I found a website for a course exercise that included the file format of a tcdump.out file: http://www.cs.huji.ac.il/course/2003...ex3/format.txt
However, if what you want to do is not publish the actual code of the worm in your paper, then replacing the text in the latex source of your paper, for example, might be a better way of doing things.
Otherwise, you may need to resort to reading the source code for tcpdump to discover the exact format used. Part of the answer, such as endianess, may depend on the machine that sent the payload in the first place, according to some of the descriptions I read trying to google for an answer. Plus the payload packets themselves could have been split up by a router along the way, so I think that different samples of the same worm could have different patterns, due to the differing length of the packets used to send it.
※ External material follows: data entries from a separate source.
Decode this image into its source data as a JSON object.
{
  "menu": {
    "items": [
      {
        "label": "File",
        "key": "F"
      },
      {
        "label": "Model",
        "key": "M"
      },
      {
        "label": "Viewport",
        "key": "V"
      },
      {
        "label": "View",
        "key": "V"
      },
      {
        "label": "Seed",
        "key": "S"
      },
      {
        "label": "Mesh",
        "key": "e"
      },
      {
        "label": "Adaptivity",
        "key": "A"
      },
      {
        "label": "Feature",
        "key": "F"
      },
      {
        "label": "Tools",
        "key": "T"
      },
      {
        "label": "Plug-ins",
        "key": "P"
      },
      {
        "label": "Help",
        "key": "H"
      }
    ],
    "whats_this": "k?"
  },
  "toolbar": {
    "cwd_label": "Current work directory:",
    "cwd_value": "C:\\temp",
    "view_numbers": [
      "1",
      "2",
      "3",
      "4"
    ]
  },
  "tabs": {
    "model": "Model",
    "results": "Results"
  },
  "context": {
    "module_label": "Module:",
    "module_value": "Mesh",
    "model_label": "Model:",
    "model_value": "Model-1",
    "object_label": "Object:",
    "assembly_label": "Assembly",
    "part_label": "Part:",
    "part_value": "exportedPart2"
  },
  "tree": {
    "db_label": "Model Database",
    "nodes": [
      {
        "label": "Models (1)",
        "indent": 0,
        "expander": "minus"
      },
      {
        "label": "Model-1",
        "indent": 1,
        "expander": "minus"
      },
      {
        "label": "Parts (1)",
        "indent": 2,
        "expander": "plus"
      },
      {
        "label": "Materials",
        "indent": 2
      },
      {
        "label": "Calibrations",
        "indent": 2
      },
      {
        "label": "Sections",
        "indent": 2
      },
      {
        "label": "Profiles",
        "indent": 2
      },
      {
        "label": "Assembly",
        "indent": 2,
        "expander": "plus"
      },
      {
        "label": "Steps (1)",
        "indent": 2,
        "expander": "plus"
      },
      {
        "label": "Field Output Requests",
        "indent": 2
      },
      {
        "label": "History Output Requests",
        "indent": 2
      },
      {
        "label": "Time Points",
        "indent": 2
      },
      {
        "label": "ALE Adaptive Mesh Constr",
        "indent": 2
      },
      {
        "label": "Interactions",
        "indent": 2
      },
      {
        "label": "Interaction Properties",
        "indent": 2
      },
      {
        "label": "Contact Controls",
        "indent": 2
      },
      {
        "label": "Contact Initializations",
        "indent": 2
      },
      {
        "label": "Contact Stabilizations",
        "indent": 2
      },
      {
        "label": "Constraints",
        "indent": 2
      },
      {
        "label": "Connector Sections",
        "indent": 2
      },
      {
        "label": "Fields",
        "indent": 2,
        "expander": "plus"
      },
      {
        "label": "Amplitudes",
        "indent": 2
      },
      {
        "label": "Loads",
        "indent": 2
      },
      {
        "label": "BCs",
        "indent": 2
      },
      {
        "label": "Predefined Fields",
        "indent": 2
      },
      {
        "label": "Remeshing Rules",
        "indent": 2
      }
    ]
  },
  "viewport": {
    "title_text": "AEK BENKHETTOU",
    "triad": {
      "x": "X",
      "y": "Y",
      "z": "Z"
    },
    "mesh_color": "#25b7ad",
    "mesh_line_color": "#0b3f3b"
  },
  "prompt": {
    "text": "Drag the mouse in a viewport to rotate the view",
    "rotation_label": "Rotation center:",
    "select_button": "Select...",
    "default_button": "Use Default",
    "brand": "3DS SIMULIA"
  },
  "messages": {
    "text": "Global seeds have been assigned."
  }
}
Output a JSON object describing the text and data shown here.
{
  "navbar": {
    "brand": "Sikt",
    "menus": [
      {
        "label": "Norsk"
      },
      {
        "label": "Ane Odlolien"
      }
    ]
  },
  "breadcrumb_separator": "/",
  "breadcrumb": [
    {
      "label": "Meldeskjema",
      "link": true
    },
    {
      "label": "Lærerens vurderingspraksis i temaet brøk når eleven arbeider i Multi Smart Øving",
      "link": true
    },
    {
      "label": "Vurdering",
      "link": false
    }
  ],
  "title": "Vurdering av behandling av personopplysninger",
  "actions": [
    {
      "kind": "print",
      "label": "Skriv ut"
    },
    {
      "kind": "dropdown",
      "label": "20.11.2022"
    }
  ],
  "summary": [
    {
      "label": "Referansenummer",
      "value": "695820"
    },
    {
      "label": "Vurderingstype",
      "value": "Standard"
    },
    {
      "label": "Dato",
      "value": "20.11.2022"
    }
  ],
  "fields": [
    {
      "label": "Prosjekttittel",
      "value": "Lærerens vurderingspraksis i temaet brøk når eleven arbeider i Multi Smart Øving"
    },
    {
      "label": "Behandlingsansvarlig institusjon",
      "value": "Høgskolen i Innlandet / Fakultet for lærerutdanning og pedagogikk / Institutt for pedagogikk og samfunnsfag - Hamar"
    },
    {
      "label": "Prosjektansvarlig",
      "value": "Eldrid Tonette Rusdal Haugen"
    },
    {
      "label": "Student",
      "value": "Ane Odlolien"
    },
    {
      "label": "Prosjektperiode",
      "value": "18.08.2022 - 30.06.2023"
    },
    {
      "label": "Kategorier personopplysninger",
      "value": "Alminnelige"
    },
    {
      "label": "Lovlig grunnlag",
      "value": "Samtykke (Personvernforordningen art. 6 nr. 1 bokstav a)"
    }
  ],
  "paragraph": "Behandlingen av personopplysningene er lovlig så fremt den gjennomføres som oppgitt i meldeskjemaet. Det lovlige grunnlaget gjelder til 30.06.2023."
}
If you add to that whether your tcpdump file is compressed, it may be better working with a text formatted version of your dumpfile rather than trying to replace bit patterns in the tcpdump file.